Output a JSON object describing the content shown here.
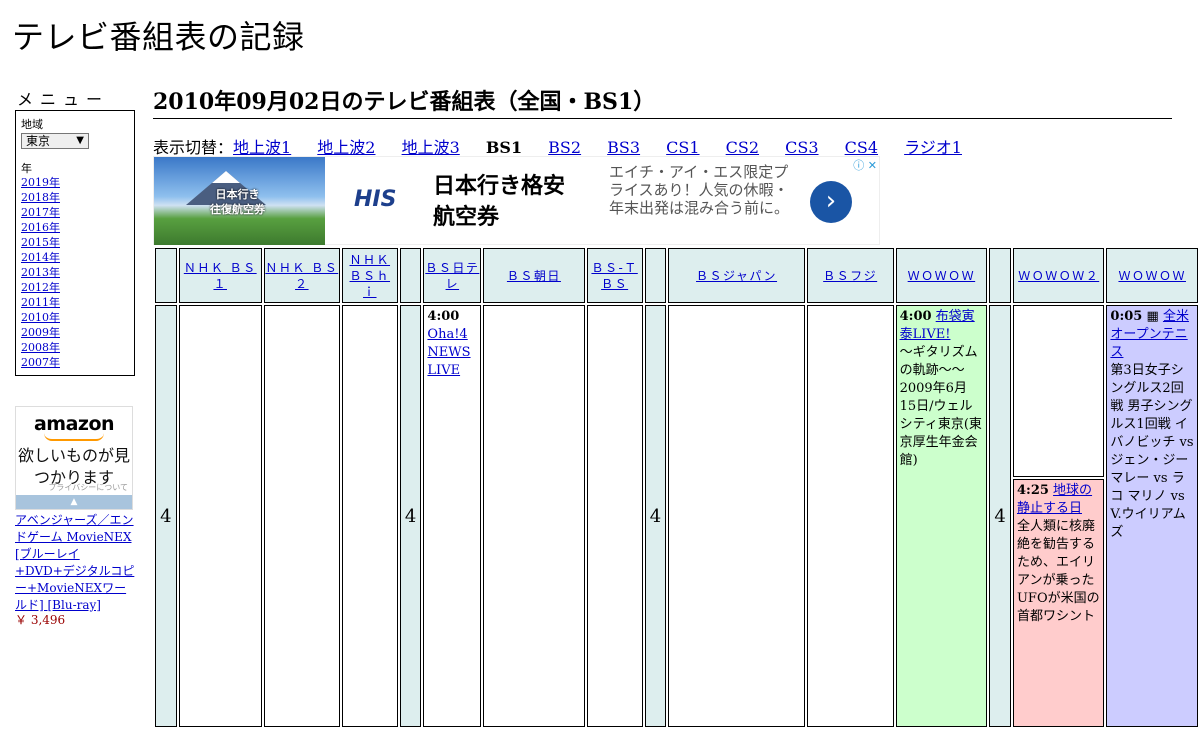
{
  "site_title": "テレビ番組表の記録",
  "menu": {
    "heading": "メニュー",
    "region_label": "地域",
    "region_value": "東京",
    "year_label": "年",
    "years": [
      "2019年",
      "2018年",
      "2017年",
      "2016年",
      "2015年",
      "2014年",
      "2013年",
      "2012年",
      "2011年",
      "2010年",
      "2009年",
      "2008年",
      "2007年"
    ]
  },
  "amazon_ad": {
    "logo": "amazon",
    "tagline": "欲しいものが見つかります",
    "privacy": "プライバシーについて",
    "product_title": "アベンジャーズ／エンドゲーム MovieNEX [ブルーレイ+DVD+デジタルコピー+MovieNEXワールド] [Blu-ray]",
    "product_price": "￥ 3,496"
  },
  "page_heading": "2010年09月02日のテレビ番組表（全国・BS1）",
  "switcher": {
    "label": "表示切替：",
    "items": [
      {
        "label": "地上波1",
        "current": false
      },
      {
        "label": "地上波2",
        "current": false
      },
      {
        "label": "地上波3",
        "current": false
      },
      {
        "label": "BS1",
        "current": true
      },
      {
        "label": "BS2",
        "current": false
      },
      {
        "label": "BS3",
        "current": false
      },
      {
        "label": "CS1",
        "current": false
      },
      {
        "label": "CS2",
        "current": false
      },
      {
        "label": "CS3",
        "current": false
      },
      {
        "label": "CS4",
        "current": false
      },
      {
        "label": "ラジオ1",
        "current": false
      }
    ]
  },
  "his_ad": {
    "photo_text": "日本行き\n往復航空券",
    "logo": "HIS",
    "title": "日本行き格安航空券",
    "body": "エイチ・アイ・エス限定プライスあり！人気の休暇・年末出発は混み合う前に。",
    "next": "›",
    "adchoices": "ⓘ ✕"
  },
  "schedule": {
    "hour": "4",
    "channels": [
      "ＮＨＫ ＢＳ１",
      "ＮＨＫ ＢＳ２",
      "ＮＨＫ ＢＳｈｉ",
      "",
      "ＢＳ日テレ",
      "ＢＳ朝日",
      "ＢＳ-ＴＢＳ",
      "",
      "ＢＳジャパン",
      "ＢＳフジ",
      "ＷＯＷＯＷ",
      "",
      "ＷＯＷＯＷ２",
      "ＷＯＷＯＷ"
    ],
    "programs": {
      "bs_ntv": {
        "time": "4:00",
        "title": "Oha!4 NEWS LIVE"
      },
      "wowow": {
        "time": "4:00",
        "title": "布袋寅泰LIVE!",
        "desc": "～ギタリズムの軌跡～～2009年6月15日/ウェルシティ東京(東京厚生年金会館)"
      },
      "wowow2": {
        "time": "4:25",
        "title": "地球の静止する日",
        "desc": "全人類に核廃絶を勧告するため、エイリアンが乗ったUFOが米国の首都ワシント"
      },
      "wowow3": {
        "time": "0:05",
        "title": "全米オープンテニス",
        "desc": "第3日女子シングルス2回戦 男子シングルス1回戦 イバノビッチ vs ジェン・ジー マレー vs ラコ マリノ vs V.ウイリアムズ"
      }
    }
  }
}
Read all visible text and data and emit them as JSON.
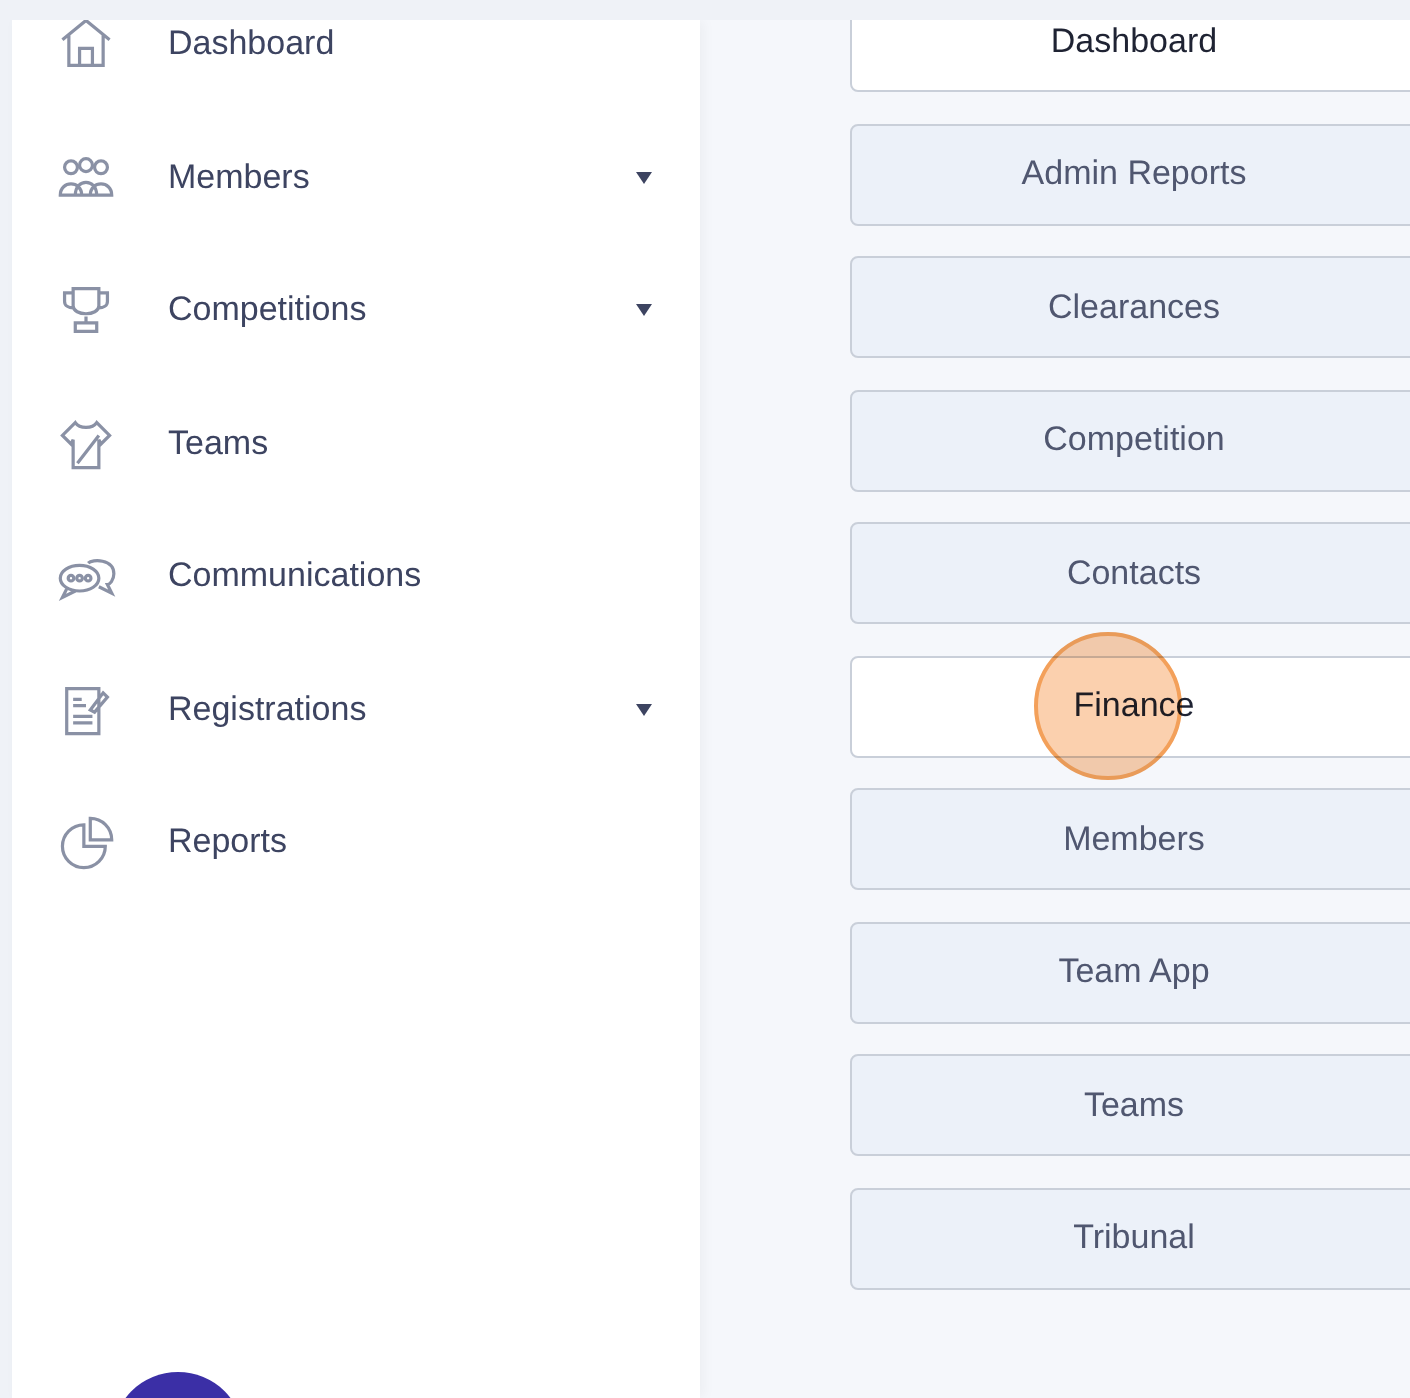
{
  "sidebar": {
    "items": [
      {
        "label": "Dashboard",
        "expandable": false
      },
      {
        "label": "Members",
        "expandable": true
      },
      {
        "label": "Competitions",
        "expandable": true
      },
      {
        "label": "Teams",
        "expandable": false
      },
      {
        "label": "Communications",
        "expandable": false
      },
      {
        "label": "Registrations",
        "expandable": true
      },
      {
        "label": "Reports",
        "expandable": false
      }
    ]
  },
  "report_menu": {
    "buttons": [
      {
        "label": "Dashboard",
        "selected": true
      },
      {
        "label": "Admin Reports",
        "selected": false
      },
      {
        "label": "Clearances",
        "selected": false
      },
      {
        "label": "Competition",
        "selected": false
      },
      {
        "label": "Contacts",
        "selected": false
      },
      {
        "label": "Finance",
        "selected": true,
        "clicked": true
      },
      {
        "label": "Members",
        "selected": false
      },
      {
        "label": "Team App",
        "selected": false
      },
      {
        "label": "Teams",
        "selected": false
      },
      {
        "label": "Tribunal",
        "selected": false
      }
    ]
  }
}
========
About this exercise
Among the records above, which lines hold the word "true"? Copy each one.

The answer
        "current": true
        "expandable": true
        "expandable": true
        "expandable": true
        "selected": true
        "selected": true,
        "clicked": true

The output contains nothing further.